Exercise input »
"""

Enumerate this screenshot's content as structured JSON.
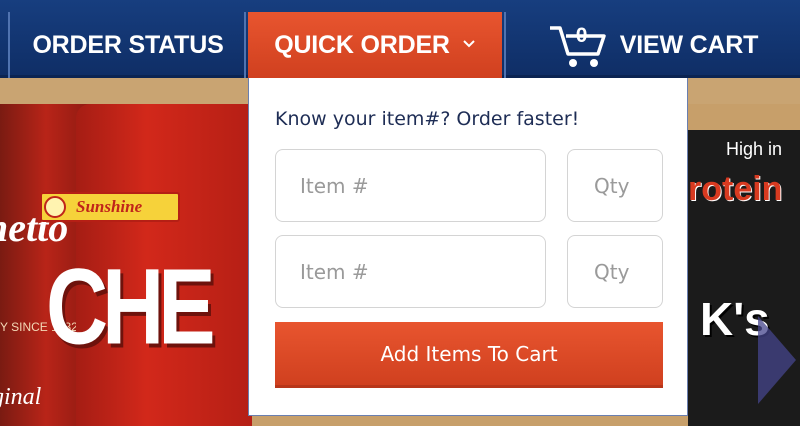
{
  "nav": {
    "order_status": "ORDER STATUS",
    "quick_order": "QUICK ORDER",
    "view_cart": "VIEW CART",
    "cart_count": "0",
    "chevron_icon": "chevron-down-icon",
    "cart_icon": "shopping-cart-icon"
  },
  "quick_order": {
    "prompt": "Know your item#? Order faster!",
    "rows": [
      {
        "item_placeholder": "Item #",
        "qty_placeholder": "Qty"
      },
      {
        "item_placeholder": "Item #",
        "qty_placeholder": "Qty"
      }
    ],
    "add_button": "Add Items To Cart"
  },
  "hero": {
    "left_package_brand": "hetto",
    "left_package_sub": "Y SINCE 1932",
    "left_package_bottom": "ginal",
    "mid_package_brand": "Sunshine",
    "mid_package_word": "CHE",
    "right_package_badge": "High in",
    "right_package_word": "rotein",
    "right_package_bottom": "K's"
  },
  "colors": {
    "nav_blue": "#173e7f",
    "accent_orange": "#e8552f",
    "prompt_text": "#1e2d55"
  }
}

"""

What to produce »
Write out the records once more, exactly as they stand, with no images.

Written answer »
Enumerate this screenshot's content as structured JSON.
{
  "nav": {
    "order_status": "ORDER STATUS",
    "quick_order": "QUICK ORDER",
    "view_cart": "VIEW CART",
    "cart_count": "0",
    "chevron_icon": "chevron-down-icon",
    "cart_icon": "shopping-cart-icon"
  },
  "quick_order": {
    "prompt": "Know your item#? Order faster!",
    "rows": [
      {
        "item_placeholder": "Item #",
        "qty_placeholder": "Qty"
      },
      {
        "item_placeholder": "Item #",
        "qty_placeholder": "Qty"
      }
    ],
    "add_button": "Add Items To Cart"
  },
  "hero": {
    "left_package_brand": "hetto",
    "left_package_sub": "Y SINCE 1932",
    "left_package_bottom": "ginal",
    "mid_package_brand": "Sunshine",
    "mid_package_word": "CHE",
    "right_package_badge": "High in",
    "right_package_word": "rotein",
    "right_package_bottom": "K's"
  },
  "colors": {
    "nav_blue": "#173e7f",
    "accent_orange": "#e8552f",
    "prompt_text": "#1e2d55"
  }
}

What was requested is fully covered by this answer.